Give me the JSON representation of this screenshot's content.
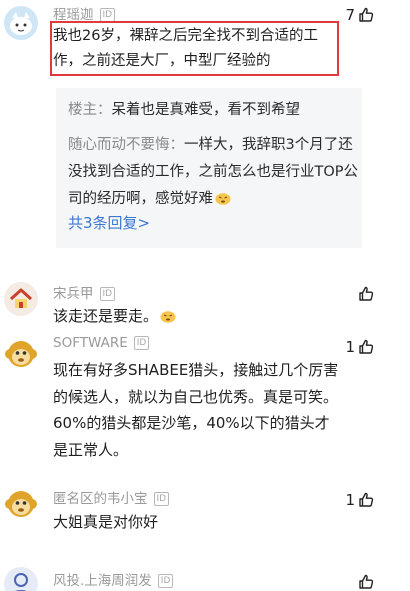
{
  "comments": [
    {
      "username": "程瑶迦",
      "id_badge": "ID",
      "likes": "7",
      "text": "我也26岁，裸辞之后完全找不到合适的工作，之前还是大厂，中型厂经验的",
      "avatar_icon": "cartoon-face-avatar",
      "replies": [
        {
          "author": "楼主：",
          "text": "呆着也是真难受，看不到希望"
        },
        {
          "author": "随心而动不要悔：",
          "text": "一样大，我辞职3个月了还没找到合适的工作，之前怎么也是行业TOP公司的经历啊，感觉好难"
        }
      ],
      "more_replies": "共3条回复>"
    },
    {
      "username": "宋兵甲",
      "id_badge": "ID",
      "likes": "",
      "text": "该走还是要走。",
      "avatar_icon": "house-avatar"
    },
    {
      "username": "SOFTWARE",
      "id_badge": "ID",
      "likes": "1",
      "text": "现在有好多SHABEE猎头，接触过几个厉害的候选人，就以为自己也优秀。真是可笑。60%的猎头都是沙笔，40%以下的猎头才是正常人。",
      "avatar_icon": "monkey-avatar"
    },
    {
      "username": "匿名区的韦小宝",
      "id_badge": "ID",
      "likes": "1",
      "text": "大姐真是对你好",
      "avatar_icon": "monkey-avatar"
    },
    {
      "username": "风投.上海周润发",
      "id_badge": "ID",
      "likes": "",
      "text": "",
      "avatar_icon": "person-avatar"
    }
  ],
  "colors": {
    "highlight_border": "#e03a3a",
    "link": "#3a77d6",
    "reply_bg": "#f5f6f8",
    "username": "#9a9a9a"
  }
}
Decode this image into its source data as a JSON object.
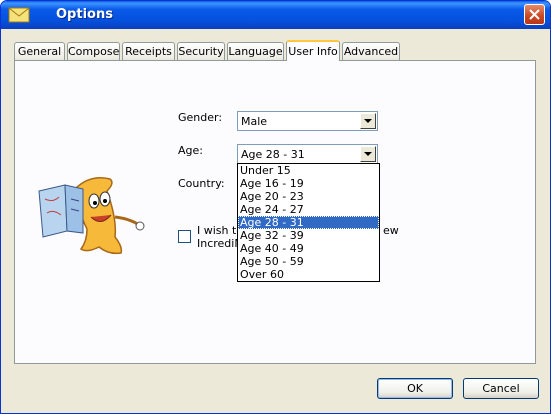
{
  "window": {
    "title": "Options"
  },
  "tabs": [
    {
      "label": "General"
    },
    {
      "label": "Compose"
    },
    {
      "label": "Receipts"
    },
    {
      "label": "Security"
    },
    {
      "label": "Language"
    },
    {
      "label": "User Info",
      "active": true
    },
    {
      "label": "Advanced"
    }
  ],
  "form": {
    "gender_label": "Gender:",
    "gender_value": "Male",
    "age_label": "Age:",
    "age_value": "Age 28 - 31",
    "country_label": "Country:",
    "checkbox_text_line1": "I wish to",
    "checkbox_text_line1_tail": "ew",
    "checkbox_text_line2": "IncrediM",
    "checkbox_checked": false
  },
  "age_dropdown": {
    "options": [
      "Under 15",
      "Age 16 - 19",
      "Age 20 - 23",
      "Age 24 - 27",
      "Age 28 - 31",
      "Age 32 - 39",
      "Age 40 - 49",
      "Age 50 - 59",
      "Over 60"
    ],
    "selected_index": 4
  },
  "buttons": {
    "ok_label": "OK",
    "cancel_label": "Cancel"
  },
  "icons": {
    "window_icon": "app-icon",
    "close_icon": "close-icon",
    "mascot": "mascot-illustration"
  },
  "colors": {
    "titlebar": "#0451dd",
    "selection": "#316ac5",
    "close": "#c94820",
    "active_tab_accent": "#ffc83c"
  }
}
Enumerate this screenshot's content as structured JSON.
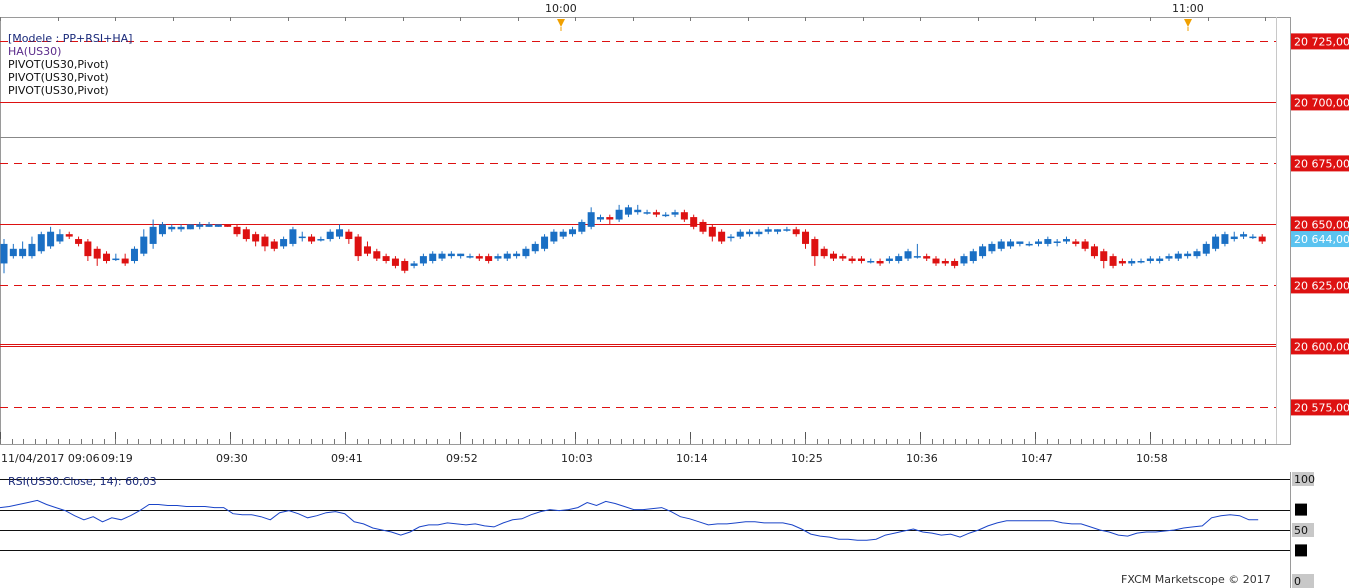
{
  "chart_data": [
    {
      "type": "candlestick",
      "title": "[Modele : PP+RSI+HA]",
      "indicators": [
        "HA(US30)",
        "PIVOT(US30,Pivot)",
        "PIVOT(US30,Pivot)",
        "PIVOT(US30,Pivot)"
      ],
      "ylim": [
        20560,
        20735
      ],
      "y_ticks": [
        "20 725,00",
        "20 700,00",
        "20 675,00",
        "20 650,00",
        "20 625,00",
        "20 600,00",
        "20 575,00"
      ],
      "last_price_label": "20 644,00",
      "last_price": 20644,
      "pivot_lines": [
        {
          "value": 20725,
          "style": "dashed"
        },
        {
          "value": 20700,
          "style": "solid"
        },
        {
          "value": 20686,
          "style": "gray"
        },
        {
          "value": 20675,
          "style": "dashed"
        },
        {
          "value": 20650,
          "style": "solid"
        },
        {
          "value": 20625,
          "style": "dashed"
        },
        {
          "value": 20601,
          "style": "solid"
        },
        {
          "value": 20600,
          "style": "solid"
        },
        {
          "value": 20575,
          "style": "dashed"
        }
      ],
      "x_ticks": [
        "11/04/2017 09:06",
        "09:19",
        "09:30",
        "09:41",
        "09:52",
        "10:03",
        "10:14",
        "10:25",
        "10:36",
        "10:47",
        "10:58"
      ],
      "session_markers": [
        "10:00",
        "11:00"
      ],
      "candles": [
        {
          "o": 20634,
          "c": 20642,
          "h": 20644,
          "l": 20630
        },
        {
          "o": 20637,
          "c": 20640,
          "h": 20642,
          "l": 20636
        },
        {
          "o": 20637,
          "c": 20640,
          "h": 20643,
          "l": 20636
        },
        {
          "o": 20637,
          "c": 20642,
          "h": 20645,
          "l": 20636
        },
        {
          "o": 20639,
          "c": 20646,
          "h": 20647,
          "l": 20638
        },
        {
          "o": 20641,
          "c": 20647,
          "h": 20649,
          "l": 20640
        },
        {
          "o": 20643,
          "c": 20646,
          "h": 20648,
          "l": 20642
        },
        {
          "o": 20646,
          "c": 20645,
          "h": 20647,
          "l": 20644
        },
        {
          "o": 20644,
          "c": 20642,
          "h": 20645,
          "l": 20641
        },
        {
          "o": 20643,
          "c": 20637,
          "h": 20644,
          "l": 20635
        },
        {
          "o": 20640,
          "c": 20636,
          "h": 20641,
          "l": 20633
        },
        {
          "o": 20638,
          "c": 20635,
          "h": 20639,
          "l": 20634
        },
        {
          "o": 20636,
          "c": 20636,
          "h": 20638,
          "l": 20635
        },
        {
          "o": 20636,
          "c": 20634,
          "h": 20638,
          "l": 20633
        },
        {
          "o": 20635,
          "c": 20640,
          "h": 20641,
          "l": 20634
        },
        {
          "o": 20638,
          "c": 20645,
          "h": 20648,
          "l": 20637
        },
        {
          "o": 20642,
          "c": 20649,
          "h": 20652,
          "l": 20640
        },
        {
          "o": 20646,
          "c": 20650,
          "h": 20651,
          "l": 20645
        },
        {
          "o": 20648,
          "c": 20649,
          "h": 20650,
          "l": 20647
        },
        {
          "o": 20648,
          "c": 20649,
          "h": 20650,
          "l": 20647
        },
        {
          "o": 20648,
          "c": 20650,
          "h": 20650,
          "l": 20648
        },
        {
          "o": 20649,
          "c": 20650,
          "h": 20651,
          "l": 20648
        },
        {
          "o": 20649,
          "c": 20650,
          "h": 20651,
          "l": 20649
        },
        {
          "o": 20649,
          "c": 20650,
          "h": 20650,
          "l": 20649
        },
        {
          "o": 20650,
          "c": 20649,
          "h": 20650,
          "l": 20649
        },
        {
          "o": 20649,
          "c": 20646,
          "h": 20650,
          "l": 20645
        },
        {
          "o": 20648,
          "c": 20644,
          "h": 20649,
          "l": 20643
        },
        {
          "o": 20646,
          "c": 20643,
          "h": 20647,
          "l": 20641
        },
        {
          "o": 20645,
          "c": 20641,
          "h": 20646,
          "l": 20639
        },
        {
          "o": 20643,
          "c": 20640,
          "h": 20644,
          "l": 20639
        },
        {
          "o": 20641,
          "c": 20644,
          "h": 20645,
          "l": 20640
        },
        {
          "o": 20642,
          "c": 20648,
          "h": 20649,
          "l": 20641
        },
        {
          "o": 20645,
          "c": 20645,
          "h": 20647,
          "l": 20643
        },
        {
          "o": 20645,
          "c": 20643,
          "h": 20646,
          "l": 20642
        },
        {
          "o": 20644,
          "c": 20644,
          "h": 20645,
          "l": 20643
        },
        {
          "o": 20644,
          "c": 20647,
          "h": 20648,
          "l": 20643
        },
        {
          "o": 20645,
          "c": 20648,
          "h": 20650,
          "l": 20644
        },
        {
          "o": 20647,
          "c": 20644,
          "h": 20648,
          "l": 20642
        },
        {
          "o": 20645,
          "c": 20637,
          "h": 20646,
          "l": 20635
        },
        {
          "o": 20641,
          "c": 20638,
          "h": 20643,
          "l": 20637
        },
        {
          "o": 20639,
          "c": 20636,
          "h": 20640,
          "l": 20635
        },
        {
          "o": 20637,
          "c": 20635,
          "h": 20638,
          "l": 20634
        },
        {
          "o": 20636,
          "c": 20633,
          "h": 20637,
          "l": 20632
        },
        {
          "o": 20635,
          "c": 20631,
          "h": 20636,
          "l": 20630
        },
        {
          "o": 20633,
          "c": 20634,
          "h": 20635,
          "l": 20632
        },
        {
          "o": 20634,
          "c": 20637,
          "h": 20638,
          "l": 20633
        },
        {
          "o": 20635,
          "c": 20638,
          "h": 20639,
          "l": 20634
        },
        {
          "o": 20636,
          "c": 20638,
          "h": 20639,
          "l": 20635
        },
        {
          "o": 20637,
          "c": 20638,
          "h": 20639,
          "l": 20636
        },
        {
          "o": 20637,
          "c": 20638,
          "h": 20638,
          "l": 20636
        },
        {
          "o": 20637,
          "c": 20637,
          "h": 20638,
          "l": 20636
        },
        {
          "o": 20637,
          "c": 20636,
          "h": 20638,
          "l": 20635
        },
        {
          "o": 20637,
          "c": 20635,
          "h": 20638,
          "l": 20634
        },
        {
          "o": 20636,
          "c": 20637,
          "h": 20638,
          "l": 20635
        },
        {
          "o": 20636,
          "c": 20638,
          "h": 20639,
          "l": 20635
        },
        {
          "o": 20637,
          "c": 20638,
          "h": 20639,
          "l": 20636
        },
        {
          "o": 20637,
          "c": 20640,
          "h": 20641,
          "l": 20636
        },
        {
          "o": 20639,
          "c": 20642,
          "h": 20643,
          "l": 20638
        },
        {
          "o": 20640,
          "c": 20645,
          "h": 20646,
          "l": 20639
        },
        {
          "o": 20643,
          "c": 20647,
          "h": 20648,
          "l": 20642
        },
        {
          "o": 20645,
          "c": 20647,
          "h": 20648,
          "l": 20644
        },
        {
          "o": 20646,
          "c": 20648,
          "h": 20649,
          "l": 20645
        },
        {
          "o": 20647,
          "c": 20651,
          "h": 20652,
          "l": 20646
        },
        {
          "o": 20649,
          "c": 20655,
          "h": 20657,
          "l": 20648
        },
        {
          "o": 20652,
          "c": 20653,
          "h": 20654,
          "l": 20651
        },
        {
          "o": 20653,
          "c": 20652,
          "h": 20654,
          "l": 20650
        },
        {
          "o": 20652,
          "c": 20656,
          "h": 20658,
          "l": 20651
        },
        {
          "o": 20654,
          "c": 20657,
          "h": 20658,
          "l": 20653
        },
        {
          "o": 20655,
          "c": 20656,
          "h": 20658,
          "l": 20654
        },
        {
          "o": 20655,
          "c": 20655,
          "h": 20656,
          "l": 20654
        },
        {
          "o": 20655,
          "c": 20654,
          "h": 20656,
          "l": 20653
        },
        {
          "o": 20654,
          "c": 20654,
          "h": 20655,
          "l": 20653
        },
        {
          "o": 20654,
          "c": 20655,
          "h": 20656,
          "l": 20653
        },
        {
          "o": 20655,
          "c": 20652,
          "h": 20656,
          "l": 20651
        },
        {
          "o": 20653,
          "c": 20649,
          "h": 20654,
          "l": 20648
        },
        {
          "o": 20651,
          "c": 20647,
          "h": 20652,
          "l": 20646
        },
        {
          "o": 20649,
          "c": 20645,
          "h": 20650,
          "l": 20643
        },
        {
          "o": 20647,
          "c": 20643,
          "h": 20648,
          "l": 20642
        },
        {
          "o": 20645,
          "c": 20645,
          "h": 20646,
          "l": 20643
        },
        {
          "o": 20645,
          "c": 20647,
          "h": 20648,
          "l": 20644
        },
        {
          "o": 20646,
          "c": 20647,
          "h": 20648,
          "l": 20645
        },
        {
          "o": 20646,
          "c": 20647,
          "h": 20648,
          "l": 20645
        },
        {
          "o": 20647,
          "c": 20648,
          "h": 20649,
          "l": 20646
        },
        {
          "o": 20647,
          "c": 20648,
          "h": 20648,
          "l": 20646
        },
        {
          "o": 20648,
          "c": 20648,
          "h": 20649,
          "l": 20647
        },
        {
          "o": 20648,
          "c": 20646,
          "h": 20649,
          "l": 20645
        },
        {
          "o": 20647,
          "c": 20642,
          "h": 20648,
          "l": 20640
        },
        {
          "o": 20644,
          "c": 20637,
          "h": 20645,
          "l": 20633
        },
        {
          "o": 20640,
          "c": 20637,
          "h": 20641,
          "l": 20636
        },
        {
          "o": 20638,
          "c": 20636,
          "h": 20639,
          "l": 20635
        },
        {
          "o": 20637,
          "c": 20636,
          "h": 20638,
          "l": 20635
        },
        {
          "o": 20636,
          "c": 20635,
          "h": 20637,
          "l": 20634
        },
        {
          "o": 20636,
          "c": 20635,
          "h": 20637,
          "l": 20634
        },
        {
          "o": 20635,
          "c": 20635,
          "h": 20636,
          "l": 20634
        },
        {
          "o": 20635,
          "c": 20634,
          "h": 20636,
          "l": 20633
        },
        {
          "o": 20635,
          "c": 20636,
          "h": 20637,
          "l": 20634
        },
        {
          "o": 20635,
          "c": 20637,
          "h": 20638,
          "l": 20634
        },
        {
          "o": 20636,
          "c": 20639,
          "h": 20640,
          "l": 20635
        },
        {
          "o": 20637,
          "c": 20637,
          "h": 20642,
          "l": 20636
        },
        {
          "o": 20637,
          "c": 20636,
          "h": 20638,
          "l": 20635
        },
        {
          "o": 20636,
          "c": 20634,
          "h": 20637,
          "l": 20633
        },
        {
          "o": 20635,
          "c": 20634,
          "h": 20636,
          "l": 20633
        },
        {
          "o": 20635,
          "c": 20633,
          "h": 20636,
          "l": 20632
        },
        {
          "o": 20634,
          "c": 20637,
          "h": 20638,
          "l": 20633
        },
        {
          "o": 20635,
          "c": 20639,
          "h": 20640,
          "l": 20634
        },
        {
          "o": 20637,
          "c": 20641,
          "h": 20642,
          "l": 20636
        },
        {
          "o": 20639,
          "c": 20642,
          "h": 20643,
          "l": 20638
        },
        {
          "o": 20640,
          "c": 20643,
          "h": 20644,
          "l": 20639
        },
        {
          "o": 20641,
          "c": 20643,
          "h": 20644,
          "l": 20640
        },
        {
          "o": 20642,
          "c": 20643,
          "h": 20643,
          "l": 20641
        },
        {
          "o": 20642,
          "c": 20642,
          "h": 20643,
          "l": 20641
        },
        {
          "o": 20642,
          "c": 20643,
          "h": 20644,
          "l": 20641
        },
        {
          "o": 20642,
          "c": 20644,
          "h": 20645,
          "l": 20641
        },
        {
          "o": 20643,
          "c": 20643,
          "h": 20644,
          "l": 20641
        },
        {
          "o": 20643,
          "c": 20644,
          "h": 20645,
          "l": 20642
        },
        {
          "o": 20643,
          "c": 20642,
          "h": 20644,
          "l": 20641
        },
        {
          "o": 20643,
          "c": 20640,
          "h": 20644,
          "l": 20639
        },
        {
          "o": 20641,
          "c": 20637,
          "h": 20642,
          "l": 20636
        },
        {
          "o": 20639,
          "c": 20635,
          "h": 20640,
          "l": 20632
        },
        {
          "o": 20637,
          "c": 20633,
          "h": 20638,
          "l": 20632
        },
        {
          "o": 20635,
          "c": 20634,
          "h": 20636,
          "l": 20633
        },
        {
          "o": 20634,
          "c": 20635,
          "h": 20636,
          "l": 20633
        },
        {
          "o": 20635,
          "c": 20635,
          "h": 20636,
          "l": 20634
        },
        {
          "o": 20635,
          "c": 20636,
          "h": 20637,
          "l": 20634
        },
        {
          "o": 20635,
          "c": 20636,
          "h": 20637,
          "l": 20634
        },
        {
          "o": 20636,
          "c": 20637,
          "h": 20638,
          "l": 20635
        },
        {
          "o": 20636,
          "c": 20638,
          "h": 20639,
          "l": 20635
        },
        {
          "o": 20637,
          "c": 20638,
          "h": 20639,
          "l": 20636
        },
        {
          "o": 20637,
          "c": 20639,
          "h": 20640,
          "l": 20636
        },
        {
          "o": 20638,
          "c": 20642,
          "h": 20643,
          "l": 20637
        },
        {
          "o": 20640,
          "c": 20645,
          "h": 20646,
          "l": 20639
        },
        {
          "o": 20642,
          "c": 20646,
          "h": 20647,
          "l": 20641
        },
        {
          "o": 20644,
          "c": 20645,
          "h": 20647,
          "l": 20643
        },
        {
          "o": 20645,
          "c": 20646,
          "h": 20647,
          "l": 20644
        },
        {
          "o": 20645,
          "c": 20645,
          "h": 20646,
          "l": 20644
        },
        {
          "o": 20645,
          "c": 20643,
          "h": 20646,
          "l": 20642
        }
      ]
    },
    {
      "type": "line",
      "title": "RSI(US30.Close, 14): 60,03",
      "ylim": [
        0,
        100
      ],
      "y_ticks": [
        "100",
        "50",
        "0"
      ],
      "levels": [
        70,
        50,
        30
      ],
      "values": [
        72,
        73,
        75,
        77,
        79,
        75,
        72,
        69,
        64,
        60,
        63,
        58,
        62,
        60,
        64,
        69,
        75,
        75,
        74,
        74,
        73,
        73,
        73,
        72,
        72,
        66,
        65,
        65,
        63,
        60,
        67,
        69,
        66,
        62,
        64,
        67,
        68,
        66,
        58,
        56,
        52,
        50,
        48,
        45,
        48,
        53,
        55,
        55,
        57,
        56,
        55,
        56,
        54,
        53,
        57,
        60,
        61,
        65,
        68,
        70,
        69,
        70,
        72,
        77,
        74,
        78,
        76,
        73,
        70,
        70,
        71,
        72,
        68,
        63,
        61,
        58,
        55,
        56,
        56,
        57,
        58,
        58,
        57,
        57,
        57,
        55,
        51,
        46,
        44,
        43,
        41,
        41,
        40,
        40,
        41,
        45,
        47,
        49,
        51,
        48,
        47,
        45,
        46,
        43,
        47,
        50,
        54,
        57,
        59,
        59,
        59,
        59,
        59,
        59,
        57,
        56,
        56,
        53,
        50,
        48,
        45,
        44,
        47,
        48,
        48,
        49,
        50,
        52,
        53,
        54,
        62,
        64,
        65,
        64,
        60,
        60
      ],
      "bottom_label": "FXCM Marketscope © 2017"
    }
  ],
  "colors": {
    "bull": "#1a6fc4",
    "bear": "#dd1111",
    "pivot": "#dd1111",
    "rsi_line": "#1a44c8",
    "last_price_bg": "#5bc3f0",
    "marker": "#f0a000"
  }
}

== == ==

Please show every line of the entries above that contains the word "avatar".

> _PROBLEM SOLUTION_:
      "avatar_icon": "cartoon-face-avatar",
      "avatar_icon": "house-avatar"
      "avatar_icon": "monkey-avatar"
      "avatar_icon": "monkey-avatar"
      "avatar_icon": "person-avatar"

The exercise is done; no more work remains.